Task material below:

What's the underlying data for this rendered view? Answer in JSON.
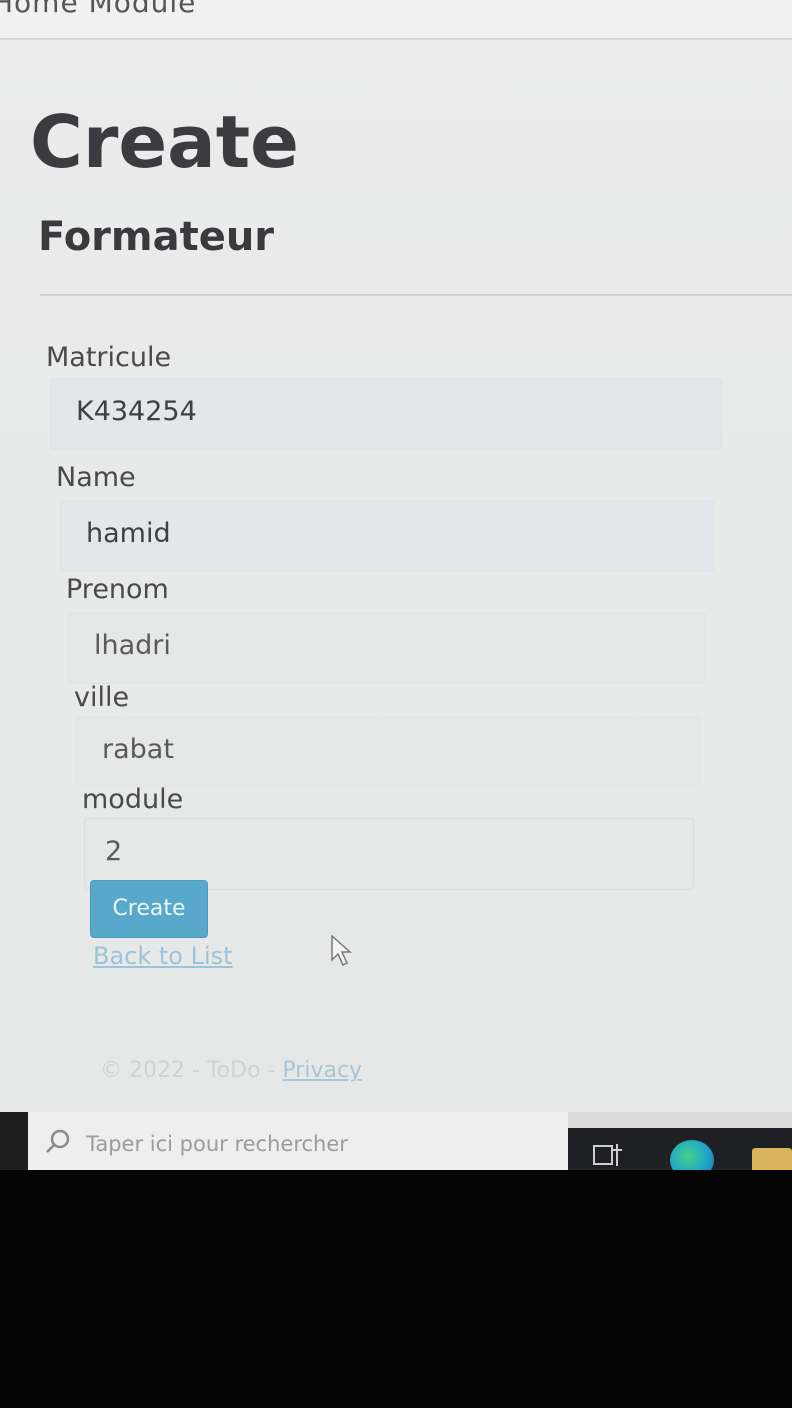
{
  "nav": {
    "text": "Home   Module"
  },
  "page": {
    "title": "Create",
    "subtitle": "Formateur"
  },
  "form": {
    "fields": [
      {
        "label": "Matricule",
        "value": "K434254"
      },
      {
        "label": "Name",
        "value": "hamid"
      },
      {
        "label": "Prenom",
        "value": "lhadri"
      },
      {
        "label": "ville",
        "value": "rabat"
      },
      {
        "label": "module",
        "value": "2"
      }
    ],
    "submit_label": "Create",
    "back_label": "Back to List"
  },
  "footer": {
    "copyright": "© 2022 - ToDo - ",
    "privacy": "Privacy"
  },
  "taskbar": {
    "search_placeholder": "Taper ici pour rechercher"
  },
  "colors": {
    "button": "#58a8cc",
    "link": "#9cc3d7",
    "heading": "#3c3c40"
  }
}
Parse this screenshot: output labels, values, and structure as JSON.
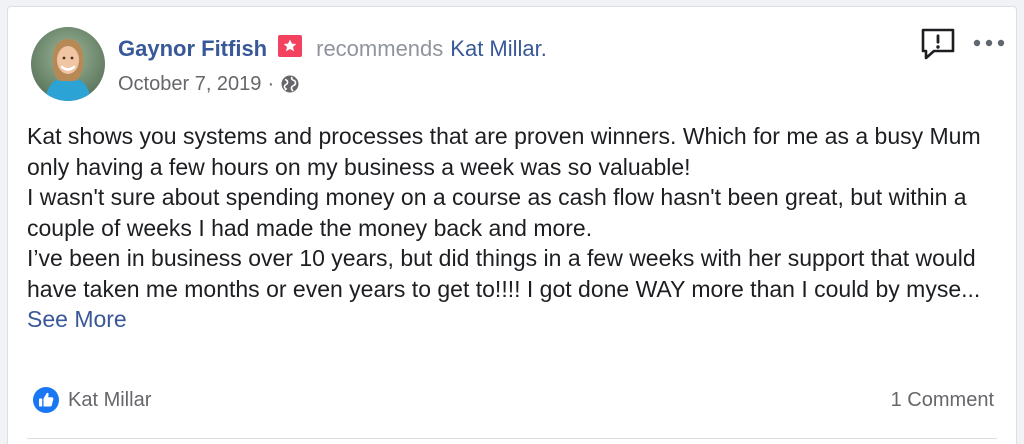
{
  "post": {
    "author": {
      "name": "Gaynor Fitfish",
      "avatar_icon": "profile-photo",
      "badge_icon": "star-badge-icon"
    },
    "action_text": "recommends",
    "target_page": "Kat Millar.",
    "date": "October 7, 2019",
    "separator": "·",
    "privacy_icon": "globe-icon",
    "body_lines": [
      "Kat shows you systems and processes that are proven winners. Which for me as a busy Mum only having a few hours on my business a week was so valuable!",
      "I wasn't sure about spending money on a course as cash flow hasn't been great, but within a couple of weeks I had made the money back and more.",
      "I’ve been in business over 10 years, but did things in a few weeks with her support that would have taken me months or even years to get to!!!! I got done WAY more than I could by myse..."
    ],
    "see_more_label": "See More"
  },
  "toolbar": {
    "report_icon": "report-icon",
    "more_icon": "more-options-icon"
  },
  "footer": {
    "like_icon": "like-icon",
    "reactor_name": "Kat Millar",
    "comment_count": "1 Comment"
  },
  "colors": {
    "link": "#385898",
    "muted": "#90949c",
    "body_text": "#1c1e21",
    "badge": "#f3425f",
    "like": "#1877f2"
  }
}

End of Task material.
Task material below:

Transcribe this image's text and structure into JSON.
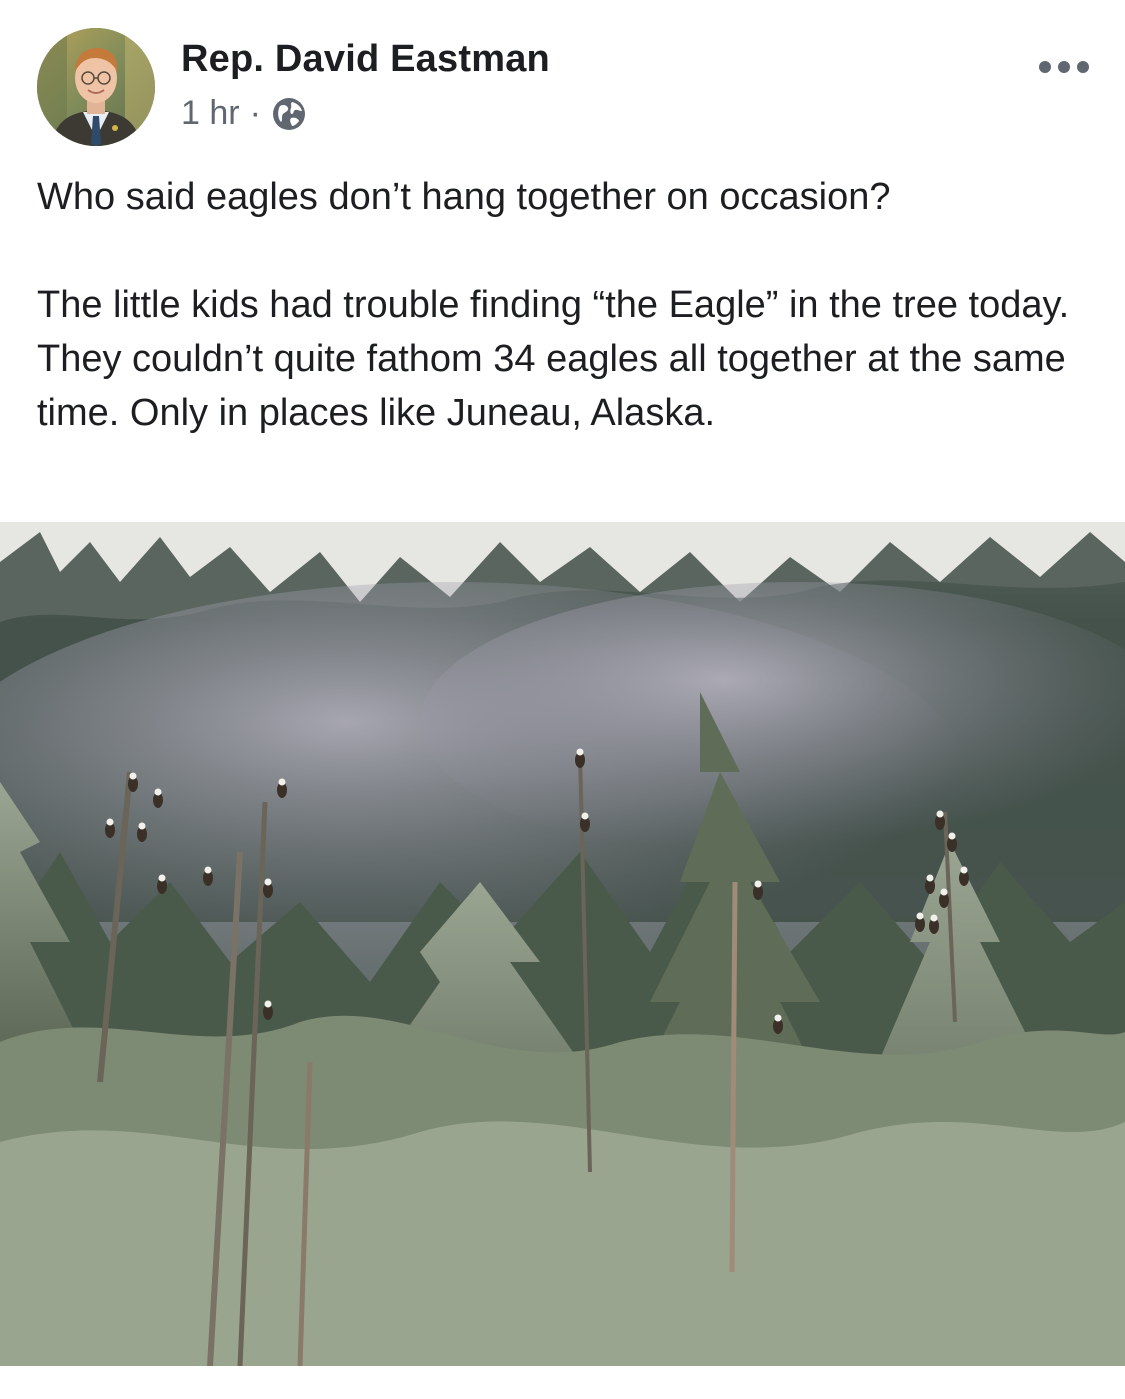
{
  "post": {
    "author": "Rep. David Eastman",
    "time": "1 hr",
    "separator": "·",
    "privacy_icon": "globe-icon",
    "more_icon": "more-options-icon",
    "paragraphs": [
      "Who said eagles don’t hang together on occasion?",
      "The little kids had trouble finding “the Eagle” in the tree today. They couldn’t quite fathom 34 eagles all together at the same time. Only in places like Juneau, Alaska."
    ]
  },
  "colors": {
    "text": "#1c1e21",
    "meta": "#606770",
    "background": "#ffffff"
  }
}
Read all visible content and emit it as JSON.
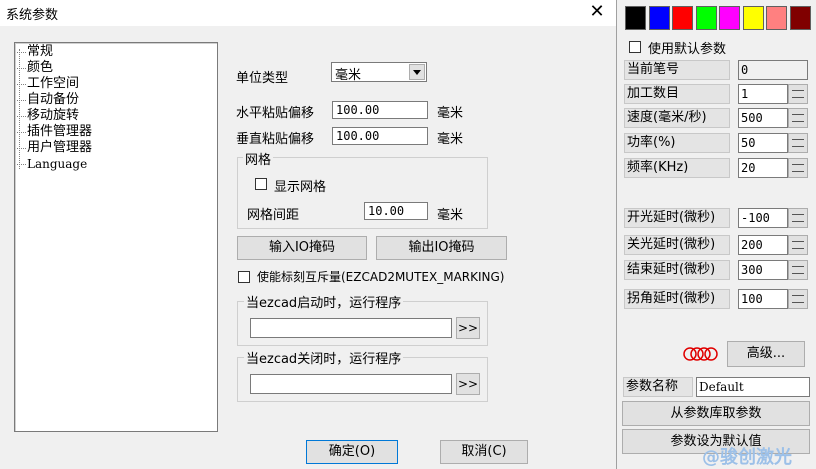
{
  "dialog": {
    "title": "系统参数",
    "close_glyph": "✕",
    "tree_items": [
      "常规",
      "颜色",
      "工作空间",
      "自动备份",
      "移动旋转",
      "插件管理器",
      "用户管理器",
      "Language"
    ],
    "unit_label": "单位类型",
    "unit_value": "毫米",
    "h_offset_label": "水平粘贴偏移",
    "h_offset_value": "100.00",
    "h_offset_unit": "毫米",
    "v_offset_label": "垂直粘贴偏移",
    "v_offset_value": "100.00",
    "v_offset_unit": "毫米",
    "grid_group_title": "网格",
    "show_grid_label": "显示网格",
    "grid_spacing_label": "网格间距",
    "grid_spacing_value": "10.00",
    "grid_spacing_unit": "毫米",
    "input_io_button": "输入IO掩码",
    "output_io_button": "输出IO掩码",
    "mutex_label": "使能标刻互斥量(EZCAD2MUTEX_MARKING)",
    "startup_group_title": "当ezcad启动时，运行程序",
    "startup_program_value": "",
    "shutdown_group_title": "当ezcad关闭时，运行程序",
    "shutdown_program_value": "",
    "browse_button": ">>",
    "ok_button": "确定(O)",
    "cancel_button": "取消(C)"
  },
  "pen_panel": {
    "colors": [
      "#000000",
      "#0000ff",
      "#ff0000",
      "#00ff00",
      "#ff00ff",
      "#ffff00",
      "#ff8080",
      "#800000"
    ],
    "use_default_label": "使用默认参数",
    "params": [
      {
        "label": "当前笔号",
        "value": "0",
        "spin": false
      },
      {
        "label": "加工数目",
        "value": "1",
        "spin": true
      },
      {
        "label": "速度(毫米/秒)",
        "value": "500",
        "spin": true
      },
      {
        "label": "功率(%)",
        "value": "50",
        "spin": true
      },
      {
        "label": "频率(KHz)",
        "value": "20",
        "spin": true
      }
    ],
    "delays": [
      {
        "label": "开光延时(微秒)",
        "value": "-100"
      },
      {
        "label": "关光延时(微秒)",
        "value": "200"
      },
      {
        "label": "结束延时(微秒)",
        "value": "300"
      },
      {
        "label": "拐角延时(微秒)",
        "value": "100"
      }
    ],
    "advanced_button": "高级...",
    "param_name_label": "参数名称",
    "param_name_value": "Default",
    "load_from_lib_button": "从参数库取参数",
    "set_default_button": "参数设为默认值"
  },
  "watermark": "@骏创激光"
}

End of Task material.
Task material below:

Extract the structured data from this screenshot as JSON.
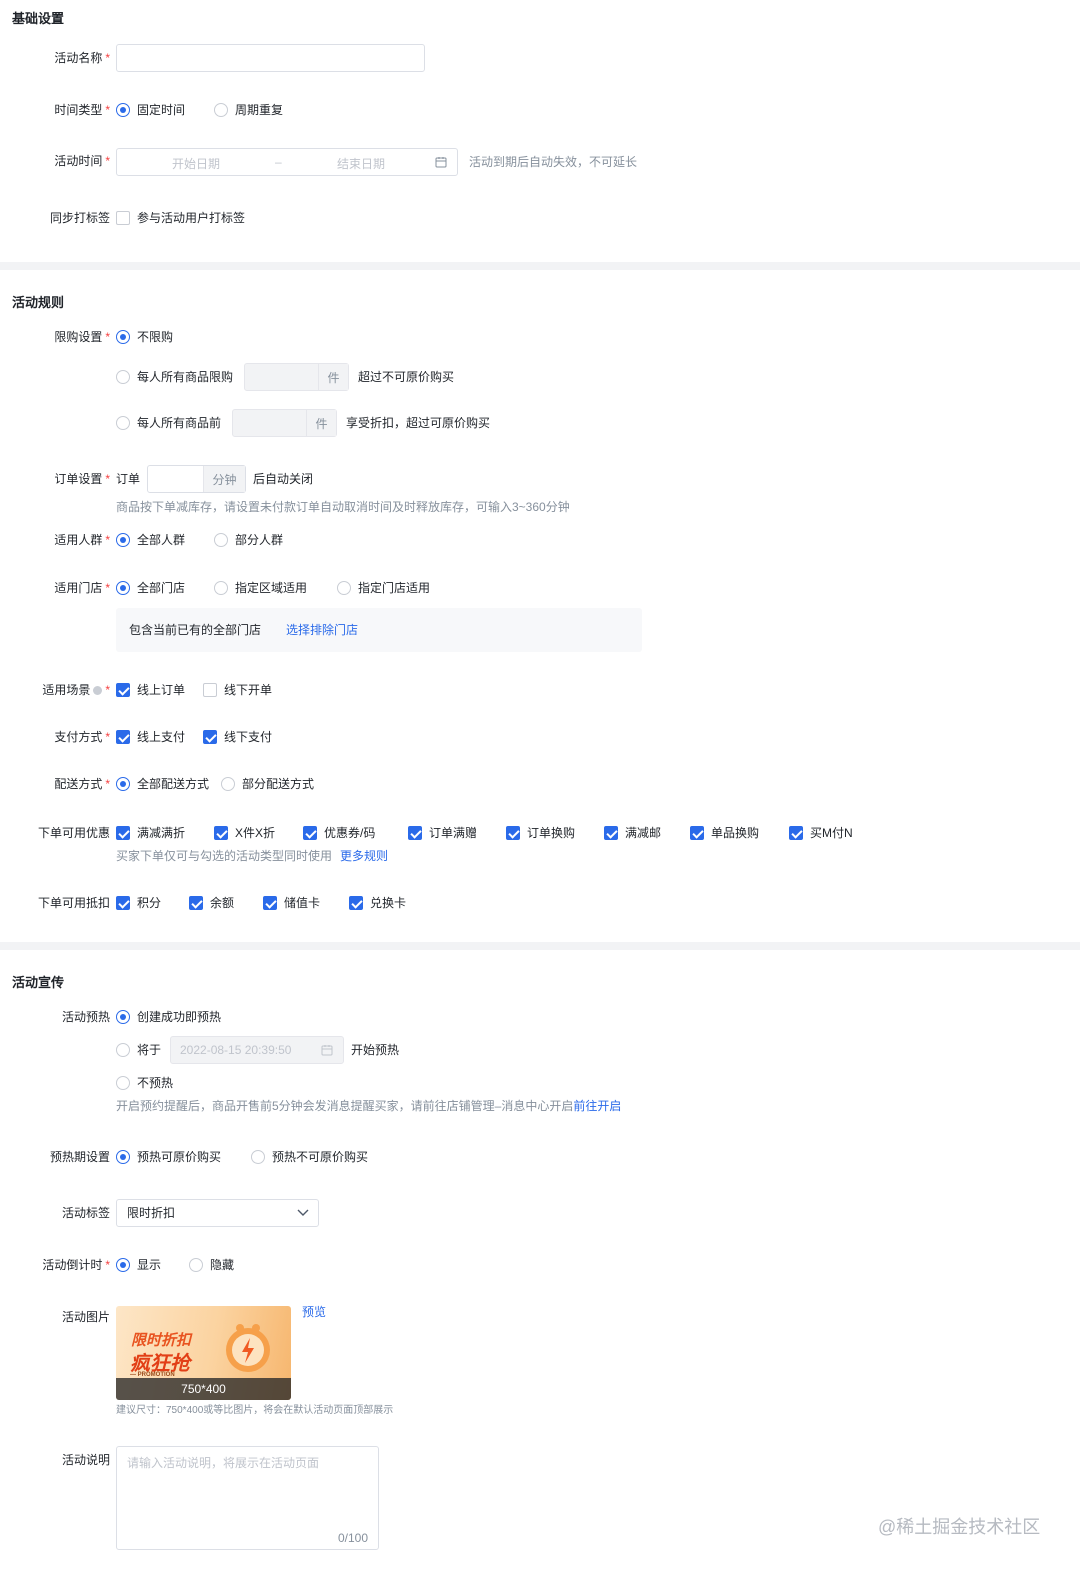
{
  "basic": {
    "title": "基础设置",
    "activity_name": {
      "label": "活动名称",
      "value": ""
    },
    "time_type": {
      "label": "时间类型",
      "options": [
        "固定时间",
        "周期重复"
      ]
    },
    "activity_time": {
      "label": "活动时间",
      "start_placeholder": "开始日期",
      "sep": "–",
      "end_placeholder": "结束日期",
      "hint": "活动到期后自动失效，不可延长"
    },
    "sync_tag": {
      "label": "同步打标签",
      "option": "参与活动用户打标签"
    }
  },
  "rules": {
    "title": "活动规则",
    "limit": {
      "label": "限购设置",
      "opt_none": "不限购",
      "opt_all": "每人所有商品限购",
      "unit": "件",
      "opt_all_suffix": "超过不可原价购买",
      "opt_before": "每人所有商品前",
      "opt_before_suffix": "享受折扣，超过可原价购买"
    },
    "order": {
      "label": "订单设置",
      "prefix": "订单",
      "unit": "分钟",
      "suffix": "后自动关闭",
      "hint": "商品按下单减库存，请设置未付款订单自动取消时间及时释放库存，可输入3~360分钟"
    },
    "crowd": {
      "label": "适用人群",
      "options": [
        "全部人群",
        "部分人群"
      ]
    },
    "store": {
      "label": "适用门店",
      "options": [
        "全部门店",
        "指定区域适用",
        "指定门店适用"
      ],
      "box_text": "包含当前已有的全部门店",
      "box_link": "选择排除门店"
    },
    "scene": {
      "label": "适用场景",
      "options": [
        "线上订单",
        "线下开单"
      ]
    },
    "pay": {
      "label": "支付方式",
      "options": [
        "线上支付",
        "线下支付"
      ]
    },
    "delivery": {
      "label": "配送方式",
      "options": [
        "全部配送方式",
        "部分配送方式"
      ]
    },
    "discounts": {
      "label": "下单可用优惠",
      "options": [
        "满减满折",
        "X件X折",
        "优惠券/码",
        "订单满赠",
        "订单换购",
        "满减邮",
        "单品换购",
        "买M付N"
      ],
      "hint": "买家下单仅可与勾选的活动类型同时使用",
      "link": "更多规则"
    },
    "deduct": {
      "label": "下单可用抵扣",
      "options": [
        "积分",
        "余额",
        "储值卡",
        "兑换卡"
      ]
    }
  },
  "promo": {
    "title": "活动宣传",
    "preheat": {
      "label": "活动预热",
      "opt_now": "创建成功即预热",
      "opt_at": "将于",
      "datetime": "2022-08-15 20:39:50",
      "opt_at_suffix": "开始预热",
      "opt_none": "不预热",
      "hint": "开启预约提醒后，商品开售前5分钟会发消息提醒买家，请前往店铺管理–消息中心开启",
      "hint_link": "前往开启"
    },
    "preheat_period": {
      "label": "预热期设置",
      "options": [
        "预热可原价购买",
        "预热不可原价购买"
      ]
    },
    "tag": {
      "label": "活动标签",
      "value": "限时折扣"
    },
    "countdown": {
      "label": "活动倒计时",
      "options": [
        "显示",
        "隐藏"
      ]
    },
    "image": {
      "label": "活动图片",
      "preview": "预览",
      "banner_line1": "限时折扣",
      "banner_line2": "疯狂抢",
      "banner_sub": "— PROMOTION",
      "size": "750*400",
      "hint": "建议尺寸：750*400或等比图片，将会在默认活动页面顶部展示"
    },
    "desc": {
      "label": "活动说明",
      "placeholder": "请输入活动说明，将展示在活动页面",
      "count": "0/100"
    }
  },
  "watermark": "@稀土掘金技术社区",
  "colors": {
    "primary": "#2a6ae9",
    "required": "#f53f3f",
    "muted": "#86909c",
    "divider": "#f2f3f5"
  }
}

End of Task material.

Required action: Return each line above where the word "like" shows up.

Answer below:
    "like_icon": "like-icon",
    "like": "#1877f2"
      "The little kids had trouble finding “the Eagle” in the tree today. They couldn’t quite fathom 34 eagles all together at the same time. Only in places like Juneau, Alaska."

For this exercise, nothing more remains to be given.